Libraries preserve the knowledge and ideas on which rights depend; no wonder they are so often attacked. Richard Ovenden tells the history of this deliberate destruction of knowledge — from library burnings to digital attacks and contemporary underfunding — and makes a passionate plea for the importance of these threatened institutions.
... eminently readable ... Despite its title, Burning the Books is concerned as much with the building and maintaining of libraries as with their annihilation. It is essential reading for anyone concerned with libraries and what Mr. Ovenden outlines as their role in 'the support of democracy, the rule of law and open society.' He takes care to emphasize the remarkable resiliency with which libraries can be revived after their looting and destruction in times of war or revolution, often with added safeguards and renewed sense of purpose.
... a deeply engaging and timely 'history of knowledge under attack'... detailing specific episodes rather than attempting a comprehensive history, charting the apparently never-ending threat to the recorded past.
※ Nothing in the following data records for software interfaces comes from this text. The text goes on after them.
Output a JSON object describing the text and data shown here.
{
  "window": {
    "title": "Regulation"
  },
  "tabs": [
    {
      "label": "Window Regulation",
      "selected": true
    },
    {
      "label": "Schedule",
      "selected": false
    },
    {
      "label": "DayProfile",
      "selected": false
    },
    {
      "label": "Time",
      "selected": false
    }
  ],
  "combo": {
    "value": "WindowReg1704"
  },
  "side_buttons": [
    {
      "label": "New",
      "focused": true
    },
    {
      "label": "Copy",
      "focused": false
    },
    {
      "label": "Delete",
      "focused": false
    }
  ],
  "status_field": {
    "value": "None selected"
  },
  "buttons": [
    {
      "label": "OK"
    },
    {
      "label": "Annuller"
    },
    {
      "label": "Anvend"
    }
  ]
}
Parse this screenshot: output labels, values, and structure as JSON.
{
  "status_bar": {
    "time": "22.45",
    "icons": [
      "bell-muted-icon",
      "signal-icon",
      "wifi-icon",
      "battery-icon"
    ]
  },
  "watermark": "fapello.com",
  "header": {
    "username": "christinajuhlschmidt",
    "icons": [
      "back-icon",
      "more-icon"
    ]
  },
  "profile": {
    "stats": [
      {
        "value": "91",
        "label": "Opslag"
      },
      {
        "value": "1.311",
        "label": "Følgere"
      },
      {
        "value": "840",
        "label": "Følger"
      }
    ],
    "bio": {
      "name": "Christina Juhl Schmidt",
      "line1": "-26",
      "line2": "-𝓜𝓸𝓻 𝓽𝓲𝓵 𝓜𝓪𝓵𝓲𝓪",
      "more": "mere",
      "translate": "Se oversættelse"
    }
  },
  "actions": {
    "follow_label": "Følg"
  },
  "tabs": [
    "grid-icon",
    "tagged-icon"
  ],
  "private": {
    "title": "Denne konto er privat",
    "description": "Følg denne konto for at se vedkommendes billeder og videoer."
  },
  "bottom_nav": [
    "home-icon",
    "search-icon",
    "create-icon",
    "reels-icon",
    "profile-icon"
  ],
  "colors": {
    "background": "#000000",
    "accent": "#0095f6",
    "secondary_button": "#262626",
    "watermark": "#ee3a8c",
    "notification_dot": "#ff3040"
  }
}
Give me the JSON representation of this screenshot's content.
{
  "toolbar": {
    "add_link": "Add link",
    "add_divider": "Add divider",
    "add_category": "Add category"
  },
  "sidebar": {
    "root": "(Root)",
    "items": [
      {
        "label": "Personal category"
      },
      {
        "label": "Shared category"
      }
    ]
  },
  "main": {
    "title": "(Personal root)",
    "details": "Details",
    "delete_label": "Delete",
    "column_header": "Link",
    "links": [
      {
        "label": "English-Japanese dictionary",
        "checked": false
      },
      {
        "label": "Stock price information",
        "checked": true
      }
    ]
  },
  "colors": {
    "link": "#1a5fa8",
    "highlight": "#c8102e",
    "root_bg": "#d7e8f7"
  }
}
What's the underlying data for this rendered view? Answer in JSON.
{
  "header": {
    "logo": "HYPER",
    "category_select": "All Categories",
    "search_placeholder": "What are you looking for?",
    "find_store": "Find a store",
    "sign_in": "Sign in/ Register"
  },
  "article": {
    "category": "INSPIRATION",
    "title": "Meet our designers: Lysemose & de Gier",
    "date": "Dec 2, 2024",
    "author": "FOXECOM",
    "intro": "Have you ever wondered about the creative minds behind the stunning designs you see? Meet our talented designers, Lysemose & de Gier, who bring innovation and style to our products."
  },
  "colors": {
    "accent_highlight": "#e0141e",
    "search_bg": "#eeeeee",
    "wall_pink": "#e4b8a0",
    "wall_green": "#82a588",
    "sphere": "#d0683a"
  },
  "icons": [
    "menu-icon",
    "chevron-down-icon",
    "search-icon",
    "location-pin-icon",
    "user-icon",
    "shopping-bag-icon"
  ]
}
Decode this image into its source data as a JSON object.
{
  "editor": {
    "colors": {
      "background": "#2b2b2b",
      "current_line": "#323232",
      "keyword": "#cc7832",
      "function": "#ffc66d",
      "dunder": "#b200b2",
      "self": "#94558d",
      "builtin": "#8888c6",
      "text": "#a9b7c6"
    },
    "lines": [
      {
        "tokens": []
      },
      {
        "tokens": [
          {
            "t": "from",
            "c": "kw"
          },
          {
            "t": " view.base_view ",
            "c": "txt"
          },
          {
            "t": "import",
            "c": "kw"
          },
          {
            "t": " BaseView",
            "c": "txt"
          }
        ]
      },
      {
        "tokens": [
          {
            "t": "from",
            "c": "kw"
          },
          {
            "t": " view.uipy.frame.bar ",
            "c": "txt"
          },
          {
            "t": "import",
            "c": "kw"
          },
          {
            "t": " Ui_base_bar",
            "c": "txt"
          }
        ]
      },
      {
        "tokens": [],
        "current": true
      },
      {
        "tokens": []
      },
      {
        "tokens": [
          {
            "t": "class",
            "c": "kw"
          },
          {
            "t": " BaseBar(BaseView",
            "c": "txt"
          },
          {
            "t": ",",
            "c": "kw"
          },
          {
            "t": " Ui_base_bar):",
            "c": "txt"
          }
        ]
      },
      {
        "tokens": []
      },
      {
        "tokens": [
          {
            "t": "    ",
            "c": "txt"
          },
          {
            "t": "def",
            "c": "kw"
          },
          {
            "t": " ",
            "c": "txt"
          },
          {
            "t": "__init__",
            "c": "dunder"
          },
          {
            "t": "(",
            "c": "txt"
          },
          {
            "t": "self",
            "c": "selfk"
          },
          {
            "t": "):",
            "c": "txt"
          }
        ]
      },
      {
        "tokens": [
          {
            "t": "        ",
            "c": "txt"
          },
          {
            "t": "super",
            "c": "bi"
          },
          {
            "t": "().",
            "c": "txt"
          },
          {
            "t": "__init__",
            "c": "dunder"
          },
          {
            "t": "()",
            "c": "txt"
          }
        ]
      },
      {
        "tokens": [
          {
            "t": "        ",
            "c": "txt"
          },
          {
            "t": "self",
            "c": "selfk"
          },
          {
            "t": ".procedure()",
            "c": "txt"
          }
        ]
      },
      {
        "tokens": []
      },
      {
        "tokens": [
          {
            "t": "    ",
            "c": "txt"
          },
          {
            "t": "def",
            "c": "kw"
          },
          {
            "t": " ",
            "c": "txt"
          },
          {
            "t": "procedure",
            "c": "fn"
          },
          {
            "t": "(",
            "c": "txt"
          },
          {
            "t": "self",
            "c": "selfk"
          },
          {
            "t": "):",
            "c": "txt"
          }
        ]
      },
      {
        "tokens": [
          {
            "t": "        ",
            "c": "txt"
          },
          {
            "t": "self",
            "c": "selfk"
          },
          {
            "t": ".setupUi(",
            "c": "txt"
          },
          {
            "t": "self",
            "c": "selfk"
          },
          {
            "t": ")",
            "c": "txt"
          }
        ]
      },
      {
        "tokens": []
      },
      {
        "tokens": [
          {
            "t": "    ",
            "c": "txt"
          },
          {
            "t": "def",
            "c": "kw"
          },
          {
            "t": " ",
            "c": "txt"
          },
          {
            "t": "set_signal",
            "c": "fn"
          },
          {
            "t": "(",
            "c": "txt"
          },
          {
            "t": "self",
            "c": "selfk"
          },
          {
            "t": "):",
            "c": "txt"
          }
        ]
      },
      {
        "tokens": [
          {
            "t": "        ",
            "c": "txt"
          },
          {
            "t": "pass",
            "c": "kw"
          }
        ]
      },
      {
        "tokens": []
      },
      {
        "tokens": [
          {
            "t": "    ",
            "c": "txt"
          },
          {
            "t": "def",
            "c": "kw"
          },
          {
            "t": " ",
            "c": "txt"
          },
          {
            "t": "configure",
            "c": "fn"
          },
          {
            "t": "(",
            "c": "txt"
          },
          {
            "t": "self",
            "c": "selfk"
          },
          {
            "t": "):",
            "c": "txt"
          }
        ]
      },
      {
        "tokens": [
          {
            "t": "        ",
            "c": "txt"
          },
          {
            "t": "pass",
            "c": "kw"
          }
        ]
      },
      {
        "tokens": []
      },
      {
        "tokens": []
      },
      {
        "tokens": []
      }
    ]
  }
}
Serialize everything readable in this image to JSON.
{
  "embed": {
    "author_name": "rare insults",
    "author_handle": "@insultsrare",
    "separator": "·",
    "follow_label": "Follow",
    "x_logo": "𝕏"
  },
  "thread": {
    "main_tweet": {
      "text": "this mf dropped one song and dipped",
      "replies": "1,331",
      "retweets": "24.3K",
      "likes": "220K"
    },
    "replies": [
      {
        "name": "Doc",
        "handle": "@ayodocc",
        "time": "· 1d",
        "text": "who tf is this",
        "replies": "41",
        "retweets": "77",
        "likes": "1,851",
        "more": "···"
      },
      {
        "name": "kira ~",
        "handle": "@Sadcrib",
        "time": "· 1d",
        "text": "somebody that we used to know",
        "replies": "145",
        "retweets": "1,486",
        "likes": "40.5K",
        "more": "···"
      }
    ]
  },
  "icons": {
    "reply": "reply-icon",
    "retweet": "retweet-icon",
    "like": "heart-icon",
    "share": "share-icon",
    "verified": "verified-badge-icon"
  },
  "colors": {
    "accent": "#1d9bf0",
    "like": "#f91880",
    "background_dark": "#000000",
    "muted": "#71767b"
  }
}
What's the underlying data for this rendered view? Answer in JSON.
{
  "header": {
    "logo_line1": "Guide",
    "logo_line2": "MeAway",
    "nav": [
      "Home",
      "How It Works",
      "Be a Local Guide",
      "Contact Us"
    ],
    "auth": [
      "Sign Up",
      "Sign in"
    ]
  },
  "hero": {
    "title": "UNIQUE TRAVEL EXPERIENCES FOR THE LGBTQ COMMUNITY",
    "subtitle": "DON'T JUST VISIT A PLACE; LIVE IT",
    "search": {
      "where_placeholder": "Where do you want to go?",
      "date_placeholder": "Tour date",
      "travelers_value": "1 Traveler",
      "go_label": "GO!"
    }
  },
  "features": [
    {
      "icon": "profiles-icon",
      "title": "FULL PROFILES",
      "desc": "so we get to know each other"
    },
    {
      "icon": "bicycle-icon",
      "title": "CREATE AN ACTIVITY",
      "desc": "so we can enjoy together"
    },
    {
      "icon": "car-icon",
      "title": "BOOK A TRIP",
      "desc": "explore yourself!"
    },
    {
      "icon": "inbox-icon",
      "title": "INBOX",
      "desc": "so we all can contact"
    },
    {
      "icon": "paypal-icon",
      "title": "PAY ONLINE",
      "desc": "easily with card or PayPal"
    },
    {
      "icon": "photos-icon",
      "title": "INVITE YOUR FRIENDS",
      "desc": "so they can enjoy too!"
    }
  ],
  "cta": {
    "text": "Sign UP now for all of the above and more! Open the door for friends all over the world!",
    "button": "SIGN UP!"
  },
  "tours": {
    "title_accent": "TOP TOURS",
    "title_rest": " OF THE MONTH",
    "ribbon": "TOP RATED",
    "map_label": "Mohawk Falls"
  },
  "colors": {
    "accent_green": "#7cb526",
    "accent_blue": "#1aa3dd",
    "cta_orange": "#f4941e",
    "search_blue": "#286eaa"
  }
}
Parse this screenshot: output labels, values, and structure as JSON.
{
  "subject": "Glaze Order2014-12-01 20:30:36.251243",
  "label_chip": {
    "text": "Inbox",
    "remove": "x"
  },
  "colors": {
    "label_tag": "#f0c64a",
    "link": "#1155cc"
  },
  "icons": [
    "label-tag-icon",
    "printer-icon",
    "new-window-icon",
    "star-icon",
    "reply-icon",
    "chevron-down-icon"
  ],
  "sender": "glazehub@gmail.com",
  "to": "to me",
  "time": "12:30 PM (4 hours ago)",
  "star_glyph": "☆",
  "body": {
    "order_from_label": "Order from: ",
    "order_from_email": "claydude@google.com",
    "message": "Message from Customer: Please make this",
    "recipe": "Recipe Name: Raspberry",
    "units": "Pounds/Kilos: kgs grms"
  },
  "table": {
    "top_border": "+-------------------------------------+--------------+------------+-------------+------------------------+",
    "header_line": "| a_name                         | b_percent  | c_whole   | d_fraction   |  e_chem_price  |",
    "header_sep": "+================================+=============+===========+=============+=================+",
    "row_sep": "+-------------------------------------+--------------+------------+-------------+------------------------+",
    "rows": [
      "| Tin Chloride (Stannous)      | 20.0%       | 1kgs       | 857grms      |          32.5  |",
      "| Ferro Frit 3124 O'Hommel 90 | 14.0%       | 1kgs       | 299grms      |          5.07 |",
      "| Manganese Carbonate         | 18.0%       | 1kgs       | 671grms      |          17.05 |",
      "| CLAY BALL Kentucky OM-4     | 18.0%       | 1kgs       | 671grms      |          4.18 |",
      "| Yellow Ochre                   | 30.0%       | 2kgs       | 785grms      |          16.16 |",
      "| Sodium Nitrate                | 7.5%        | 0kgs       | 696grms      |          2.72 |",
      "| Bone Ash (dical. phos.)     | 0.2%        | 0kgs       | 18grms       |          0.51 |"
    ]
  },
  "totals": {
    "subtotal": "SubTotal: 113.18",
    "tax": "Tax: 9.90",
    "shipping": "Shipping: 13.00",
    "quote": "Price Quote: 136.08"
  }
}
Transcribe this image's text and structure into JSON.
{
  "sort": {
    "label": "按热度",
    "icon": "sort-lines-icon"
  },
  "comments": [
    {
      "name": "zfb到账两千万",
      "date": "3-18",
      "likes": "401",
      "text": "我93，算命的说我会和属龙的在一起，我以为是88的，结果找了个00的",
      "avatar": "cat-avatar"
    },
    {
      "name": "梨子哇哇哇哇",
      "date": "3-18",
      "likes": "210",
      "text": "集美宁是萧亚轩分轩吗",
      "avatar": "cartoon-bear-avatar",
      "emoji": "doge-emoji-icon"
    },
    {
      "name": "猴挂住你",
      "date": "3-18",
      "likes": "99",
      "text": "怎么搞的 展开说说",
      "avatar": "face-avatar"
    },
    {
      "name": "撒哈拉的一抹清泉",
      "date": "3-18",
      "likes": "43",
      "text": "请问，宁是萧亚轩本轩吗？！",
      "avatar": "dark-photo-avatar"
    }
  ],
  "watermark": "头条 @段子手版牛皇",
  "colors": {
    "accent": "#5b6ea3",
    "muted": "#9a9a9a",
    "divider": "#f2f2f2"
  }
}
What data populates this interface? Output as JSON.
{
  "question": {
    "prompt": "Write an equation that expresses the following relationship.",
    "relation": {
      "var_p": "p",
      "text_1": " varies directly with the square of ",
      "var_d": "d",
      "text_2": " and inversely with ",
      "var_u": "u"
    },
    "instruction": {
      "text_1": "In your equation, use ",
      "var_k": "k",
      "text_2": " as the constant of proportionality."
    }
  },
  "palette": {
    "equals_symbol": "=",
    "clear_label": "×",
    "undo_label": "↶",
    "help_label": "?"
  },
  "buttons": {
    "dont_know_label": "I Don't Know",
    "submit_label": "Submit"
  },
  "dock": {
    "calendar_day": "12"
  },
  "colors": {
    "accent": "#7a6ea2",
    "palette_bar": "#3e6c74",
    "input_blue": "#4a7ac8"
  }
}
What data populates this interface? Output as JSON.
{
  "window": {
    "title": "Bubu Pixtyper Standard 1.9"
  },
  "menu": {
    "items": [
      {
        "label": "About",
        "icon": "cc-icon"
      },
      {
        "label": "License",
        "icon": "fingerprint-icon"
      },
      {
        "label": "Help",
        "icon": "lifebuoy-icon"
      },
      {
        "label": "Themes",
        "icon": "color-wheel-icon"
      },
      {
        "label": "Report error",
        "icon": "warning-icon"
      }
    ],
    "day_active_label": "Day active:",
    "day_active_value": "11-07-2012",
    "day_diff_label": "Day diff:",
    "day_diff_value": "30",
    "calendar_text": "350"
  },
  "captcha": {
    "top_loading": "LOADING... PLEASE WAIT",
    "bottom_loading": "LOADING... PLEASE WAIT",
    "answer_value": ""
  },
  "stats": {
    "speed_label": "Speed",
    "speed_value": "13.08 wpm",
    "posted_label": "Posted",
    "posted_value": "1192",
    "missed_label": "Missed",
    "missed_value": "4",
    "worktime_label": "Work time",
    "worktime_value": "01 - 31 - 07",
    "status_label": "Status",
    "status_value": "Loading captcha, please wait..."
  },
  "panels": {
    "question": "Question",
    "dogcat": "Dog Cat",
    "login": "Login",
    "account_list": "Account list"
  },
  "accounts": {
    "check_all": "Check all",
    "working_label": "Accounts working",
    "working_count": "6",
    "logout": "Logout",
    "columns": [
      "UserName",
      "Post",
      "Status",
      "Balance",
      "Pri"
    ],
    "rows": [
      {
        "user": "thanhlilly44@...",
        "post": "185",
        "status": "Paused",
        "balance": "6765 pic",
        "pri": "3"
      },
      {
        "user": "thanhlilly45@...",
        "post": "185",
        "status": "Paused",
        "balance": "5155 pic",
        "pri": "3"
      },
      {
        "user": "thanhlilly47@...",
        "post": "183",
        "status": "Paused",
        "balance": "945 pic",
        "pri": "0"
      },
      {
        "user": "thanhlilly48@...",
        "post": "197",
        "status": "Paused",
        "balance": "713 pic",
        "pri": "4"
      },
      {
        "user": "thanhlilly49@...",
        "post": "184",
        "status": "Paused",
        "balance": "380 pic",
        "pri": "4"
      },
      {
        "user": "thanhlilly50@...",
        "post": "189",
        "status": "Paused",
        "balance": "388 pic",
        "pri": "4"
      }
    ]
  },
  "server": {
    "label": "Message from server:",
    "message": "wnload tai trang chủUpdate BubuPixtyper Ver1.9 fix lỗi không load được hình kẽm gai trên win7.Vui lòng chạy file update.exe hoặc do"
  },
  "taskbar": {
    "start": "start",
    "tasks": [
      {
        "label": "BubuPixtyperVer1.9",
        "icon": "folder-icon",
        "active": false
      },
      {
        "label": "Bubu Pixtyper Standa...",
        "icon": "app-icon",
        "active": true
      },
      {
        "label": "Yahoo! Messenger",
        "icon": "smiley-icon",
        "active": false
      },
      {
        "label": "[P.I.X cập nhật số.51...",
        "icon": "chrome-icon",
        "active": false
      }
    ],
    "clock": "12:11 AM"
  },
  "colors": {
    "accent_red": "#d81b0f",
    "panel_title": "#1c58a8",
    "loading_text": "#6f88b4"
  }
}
He dissects the methods and motives of those who have sought to burn, bury or delete the texts through which the story of the human race – its wanderings, discoveries and longings – has been documented. But he is careful to lavish special attention, the admiration of a kindred spirit, on those who stood in the way ... The sound of a warning vibrates through this book. Ovenden sets us straight about the great library of Alexandria: it was not destroyed by fire, but rather neglect. He calls it a 'cautionary tale of the danger of creeping decline, through the underfunding, low prioritisation and general disregard for the institutions that preserve and share knowledge'.
... Burning the Books reveals on every page, not only is he careful, diligent and wise, he also knows what to leave out, and what to keep in – and it’s this quality, above all, that makes his book so remarkable. Its sweep is quite astonishing and yet, amazingly, his narrative runs to just 320 pages ... Ovenden’s somewhat more diminutive ark, also written at a time of huge political and economic strife, attempts to save the concept of the library itself, something it achieves not through polemic – though his book comes with a handy, cut-out-and-keep five-point plea for their continued existence – but by telling stories.